'''

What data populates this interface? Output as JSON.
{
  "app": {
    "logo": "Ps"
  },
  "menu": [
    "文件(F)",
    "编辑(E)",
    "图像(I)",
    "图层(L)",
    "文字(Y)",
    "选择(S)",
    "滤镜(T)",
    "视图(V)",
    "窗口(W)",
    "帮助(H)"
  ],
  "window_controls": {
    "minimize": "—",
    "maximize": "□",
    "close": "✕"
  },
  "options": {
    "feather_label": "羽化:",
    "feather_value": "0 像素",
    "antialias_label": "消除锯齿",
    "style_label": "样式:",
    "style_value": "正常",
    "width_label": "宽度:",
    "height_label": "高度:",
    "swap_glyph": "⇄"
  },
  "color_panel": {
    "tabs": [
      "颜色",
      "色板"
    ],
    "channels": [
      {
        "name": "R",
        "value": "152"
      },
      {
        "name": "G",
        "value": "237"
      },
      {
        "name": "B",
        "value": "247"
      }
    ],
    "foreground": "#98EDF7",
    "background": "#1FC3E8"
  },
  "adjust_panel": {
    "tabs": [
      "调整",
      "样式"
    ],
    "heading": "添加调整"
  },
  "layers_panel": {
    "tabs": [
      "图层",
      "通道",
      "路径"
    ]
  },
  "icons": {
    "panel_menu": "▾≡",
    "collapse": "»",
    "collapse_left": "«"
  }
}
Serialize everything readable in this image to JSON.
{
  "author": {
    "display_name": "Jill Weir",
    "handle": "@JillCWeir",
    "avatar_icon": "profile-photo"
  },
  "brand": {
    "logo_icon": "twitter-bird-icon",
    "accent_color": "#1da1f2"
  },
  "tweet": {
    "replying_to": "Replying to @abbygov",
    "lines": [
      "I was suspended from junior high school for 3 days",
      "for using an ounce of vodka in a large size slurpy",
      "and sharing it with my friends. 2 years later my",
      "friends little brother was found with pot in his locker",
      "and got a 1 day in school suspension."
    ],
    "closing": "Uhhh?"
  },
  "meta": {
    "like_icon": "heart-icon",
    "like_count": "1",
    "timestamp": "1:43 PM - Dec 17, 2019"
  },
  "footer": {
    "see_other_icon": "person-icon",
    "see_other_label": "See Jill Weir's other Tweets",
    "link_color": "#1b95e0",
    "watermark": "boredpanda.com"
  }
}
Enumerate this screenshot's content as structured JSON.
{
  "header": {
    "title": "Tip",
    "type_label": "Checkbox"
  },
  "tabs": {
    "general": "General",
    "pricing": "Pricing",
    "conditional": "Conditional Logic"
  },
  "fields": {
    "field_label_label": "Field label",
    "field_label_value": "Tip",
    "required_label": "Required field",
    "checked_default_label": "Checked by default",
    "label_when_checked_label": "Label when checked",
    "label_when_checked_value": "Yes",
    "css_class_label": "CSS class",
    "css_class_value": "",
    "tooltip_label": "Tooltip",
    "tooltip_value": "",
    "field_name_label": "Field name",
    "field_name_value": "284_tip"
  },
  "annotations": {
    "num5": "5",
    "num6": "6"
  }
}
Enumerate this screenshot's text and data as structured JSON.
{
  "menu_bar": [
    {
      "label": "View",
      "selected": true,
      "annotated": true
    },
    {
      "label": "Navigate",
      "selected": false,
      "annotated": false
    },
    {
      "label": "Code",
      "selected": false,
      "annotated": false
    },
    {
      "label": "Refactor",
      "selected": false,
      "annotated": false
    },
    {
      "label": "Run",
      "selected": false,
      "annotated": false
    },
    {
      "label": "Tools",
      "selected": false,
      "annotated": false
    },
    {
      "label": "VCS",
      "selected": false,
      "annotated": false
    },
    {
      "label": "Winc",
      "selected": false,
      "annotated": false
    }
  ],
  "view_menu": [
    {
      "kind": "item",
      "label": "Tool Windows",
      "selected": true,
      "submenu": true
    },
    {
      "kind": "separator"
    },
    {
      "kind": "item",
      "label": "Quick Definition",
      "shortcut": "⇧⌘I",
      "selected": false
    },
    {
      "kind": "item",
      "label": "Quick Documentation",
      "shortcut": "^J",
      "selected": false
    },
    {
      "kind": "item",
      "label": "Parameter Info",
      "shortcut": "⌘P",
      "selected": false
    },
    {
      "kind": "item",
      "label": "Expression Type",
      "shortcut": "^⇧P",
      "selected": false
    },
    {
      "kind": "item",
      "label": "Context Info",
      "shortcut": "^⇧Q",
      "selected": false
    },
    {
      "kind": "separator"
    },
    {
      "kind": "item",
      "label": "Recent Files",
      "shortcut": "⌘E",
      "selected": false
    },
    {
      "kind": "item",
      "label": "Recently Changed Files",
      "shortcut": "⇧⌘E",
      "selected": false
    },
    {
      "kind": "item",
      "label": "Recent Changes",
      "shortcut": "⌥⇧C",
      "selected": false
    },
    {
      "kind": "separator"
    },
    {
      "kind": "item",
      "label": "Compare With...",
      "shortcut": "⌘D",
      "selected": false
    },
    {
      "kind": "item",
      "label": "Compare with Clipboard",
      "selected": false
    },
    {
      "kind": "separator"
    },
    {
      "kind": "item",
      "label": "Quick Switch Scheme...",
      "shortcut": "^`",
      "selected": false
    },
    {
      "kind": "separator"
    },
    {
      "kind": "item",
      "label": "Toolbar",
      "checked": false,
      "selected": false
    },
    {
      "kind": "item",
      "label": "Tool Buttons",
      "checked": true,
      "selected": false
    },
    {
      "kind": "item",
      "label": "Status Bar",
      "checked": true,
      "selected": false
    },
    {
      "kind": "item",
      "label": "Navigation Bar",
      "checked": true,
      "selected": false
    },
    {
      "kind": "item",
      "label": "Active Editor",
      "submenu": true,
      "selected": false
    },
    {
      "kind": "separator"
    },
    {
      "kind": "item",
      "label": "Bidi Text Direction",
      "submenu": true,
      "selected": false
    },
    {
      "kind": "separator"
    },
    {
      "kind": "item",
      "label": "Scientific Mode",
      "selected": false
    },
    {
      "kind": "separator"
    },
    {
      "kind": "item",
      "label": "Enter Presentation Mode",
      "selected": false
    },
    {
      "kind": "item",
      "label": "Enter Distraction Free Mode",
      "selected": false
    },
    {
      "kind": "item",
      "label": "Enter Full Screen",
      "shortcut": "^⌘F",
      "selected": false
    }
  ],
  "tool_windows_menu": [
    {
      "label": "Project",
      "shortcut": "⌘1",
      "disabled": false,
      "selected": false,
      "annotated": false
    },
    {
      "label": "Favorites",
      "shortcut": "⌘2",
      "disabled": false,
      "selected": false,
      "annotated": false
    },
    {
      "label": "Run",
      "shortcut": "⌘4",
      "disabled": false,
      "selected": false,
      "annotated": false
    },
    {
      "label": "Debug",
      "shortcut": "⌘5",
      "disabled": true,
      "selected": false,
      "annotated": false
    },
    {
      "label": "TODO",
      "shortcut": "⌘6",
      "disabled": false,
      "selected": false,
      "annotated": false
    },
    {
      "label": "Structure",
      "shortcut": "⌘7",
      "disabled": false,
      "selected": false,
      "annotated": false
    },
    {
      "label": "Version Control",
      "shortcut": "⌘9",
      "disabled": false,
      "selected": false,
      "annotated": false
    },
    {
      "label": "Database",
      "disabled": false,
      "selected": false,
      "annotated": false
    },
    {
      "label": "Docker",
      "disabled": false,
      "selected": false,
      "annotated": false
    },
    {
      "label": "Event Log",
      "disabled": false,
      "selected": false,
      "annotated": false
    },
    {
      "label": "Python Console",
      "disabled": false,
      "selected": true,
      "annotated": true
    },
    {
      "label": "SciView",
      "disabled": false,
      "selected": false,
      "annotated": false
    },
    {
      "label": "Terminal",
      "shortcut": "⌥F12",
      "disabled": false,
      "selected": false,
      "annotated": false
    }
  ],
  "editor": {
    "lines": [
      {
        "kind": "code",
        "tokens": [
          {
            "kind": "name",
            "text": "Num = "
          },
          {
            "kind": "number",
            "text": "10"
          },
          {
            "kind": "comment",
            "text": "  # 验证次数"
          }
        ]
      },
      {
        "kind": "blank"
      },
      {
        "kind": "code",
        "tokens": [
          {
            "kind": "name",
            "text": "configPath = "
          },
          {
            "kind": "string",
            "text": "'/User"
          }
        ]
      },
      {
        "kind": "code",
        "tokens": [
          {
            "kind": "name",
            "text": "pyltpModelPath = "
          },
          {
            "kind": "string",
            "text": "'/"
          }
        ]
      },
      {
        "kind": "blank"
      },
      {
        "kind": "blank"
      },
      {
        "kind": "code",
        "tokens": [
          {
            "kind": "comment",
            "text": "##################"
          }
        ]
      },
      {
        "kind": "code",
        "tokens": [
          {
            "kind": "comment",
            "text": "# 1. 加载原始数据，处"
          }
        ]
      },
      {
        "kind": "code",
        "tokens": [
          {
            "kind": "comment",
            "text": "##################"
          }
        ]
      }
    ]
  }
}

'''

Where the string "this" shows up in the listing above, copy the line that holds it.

What data populates this interface? Output as JSON.
Serialize everything readable in this image to JSON.
Enumerate this screenshot's content as structured JSON.
Enumerate this screenshot's text and data as structured JSON.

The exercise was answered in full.